The termination of the adult spinal cord, on the other hand, is at L1-2 and is called the conus medullaris. In newborns the dura mater ends at S3, and the conus medullaris at L3. This changes over the first year of life.
Also Know, where does the cauda equina begin and end? At the base of the spinal column, near the first lumbar vertebra, is a collection of nerves called the cauda equina. They are called this because they resemble a horse’s tail. Just above the cauda equina, the spinal cord ends and it continues on as this collection of spinal nerves through the vertebral canal.
Secondly, does the spinal cord end at the sacrum?
The spinal cord ends at the intervertebral disc between the first and second lumbar vertebrae as a tapered structure called the conus medullaris, consisting of sacral spinal cord segments.
What is the starting point and ending point of the spinal cord?
Key Points The spinal cord extends from the occipital bone of the skull until it terminates near the second lumbar vertebra. The spinal cord is protected by three layers of meninges: the dura mater, the arachnoid mater, and the pia mater. The central nervous system (CNS) is made up of the brain and spinal cord.
How is spinal cord protected?
The spinal cord (and brain) are protected by three layers of tissue or membranes called meninges, that surround the canal . The dura mater is the outermost layer, and it forms a tough protective coating. Between the dura mater and the surrounding bone of the vertebrae is a space called the epidural space.
What happens if spinal cord is damaged?
A spinal cord injury occurs when there is damage to the spinal cord either from trauma, loss of its normal blood supply, or compression from tumor or infection. If the injury to the spinal cord occurs lower in the back it can cause paraplegia-paralysis of both legs only.
What causes spinal cord pain?
Upper and middle back pain may be caused by: Overuse, muscle strain, or injury to the muscles, ligaments, and discs that support your spine. Pressure on the spinal nerves from certain problems, such as a herniated disc. A fracture of one of the vertebrae.
How does the spinal cord function?
The spinal cord, along with the brain, makes up the central nervous system. Its three major roles are to relay messages from the brain to different parts of the body, to perform an action, to pass along messages from sensory receptors to the brain, and to coordinate reflexes that are managed by the spinal cord alone.
How far down does the spinal cord go?
The spinal cord, about 45 cm in length, extends from the foramen magnum, where it is continuous with the medulla oblongata, to the level of the first or second lumbar vertebra (The range is T12 to L3). Below that level, the vertebral canal is occupied by spinal nerve roots and meninges.
What is the tapered end of spinal cord?

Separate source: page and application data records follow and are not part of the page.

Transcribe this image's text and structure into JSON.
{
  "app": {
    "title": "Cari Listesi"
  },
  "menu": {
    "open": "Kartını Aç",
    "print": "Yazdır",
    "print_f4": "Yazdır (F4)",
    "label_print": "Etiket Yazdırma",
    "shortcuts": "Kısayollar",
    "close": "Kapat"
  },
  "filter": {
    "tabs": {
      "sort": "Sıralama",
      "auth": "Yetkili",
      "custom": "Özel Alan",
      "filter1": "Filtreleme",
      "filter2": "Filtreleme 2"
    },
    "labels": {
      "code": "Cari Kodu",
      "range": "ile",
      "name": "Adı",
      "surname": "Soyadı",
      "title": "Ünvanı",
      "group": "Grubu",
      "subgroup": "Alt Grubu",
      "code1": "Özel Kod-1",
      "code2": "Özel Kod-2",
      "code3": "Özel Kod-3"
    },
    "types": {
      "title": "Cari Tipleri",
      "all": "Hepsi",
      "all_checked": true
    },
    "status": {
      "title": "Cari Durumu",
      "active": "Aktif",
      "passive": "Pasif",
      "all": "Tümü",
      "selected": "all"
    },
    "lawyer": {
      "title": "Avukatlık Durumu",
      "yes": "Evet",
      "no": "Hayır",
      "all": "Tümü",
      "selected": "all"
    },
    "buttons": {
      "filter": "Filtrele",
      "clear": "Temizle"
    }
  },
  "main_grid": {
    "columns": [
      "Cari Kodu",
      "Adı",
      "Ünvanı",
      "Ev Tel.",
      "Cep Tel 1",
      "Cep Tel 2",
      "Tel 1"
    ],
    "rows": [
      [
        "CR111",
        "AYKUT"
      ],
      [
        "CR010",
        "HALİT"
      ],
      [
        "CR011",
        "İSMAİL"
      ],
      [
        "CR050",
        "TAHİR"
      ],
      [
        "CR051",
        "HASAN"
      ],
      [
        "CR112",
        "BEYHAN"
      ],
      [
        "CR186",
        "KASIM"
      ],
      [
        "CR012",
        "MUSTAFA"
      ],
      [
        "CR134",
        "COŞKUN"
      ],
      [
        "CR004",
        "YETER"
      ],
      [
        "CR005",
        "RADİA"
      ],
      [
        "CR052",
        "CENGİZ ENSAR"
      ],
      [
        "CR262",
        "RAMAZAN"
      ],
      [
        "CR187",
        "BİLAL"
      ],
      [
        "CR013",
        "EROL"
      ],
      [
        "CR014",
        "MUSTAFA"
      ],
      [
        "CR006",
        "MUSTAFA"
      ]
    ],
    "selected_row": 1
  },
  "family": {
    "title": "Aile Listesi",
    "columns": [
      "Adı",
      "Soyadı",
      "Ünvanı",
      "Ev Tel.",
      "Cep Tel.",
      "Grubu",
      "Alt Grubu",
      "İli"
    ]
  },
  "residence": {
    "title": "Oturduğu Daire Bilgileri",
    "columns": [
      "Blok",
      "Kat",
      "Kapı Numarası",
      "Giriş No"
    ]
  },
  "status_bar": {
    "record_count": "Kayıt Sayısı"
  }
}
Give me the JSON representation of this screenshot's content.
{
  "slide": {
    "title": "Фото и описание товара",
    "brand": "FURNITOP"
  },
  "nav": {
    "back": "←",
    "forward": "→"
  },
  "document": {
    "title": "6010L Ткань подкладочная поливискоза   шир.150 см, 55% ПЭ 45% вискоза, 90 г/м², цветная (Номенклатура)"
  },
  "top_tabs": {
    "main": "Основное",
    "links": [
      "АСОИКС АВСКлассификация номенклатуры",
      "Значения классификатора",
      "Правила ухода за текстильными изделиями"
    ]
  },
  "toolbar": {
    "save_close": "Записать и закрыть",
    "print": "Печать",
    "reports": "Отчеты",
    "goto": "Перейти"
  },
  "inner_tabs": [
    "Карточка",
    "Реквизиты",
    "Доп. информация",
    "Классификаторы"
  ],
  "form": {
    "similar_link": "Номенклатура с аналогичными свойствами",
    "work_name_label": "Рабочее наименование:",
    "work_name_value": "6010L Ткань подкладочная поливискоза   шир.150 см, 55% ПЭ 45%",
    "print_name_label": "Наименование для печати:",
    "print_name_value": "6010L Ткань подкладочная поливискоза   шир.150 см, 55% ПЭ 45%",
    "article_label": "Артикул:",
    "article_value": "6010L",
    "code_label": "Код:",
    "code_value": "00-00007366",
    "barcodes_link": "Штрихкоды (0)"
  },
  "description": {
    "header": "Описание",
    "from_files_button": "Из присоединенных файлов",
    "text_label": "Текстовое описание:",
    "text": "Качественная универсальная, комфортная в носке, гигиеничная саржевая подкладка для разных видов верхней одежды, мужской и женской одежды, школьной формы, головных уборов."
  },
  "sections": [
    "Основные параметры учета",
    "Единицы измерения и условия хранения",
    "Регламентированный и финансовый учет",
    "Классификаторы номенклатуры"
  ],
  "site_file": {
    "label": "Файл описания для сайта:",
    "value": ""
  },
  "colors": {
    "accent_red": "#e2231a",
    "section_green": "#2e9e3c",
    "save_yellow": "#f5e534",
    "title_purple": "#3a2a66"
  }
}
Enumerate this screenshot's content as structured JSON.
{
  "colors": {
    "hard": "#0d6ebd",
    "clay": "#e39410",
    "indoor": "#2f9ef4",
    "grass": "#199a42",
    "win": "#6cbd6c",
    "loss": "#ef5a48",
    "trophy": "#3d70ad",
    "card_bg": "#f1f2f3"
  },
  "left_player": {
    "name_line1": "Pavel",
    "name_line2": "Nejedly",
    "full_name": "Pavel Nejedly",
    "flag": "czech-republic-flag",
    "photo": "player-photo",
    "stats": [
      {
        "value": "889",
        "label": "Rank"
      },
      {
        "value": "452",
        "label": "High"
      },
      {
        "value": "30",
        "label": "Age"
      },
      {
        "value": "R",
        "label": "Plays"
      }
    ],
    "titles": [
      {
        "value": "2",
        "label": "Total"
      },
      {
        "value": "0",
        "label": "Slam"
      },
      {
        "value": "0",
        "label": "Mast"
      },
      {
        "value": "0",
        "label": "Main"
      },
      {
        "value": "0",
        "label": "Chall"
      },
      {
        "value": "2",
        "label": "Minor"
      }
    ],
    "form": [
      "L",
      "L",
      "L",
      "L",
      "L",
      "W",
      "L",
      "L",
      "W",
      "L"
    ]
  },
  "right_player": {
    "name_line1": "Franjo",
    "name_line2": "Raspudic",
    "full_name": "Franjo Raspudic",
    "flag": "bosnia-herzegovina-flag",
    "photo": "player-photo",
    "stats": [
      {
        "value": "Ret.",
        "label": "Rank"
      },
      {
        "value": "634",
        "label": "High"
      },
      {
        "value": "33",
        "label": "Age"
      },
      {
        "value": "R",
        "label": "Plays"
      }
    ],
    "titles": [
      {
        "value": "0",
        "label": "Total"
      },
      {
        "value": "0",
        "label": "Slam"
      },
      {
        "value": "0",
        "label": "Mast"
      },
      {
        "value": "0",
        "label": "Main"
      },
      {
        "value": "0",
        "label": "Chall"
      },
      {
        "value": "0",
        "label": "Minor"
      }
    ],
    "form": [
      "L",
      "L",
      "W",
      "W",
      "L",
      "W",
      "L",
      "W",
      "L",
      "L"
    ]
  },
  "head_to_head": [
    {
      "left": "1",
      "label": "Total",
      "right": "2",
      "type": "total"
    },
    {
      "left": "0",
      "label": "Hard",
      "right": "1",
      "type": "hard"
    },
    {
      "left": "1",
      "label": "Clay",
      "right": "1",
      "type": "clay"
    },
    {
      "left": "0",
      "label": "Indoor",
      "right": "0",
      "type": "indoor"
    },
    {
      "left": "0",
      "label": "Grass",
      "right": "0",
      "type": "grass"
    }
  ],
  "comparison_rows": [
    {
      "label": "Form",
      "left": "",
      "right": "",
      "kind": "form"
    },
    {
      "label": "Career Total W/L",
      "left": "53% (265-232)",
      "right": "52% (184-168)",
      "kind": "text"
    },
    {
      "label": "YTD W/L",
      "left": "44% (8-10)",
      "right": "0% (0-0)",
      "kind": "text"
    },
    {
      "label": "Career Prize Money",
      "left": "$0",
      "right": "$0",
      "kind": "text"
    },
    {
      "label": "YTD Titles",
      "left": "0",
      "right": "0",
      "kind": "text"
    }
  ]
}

The conus medullaris (Latin for “medullary cone”) or conus terminalis is the tapered, lower end of the spinal cord. It occurs near lumbar vertebral levels 1 (L1) and 2 (L2), occasionally lower.
Is the spinal cord an organ?
Yes, the spinal cord is an organ. By definition, an organ is a bunch of tissue that is responsible for performing a specific function, which is
What does spinal cord look like?
Like the brain, the spinal cord consists of gray and white matter. The butterfly-shaped center of the cord consists of gray matter. The front wings (also called horns) contain motor nerve cells (neurons), which transmit information from the brain or spinal cord to muscles, stimulating movement.
What are symptoms of s1 nerve damage?
Compression or inflammation of the L5 and/or S1 spinal nerve root may cause radiculopathy symptoms or sciatica, characterized by: Pain, generally felt as a sharp, shooting, and/or searing feeling in the buttock, thigh, leg, foot, and/or toes. Numbness in the foot and/or toes.
What does the s1 nerve affect?
Pinched nerve at S1. The S1 nerve root also supplies innervation for the ankle jerk (tap on the achilles tendon and the foot goes down), and a loss of this reflex indicates S1 impingement, although it does not create loss of function.
Can sacral nerves heal?
However, if the nerves in the sacral plexus have actually been severed or sustained a lot of damage, they will not regenerate.
What level does cauda equina start?
 The cauda equina is a group of nerves and nerve roots stemming from the distal end of the spinal cord, typically levels L1-L5 and contains axons of nerves that give both motor and sensory innervation to the legs, bladder, anus, and perineum.
Where is the dura located?
The dura mater is the top layer of the meninges, lying beneath the bone tissue. This material at times opens into sinus cavities (spaces) located around the skull.
What are saddle symptoms?
Typical symptoms of cauda equina syndrome include: Neurological symptoms in the lower body. Altered sensation in the “saddle region,” or saddle anesthesia. Bladder or bowel incontinence. Sharp or stabbing pain in the legs or lower extremities. Localized lower back pain.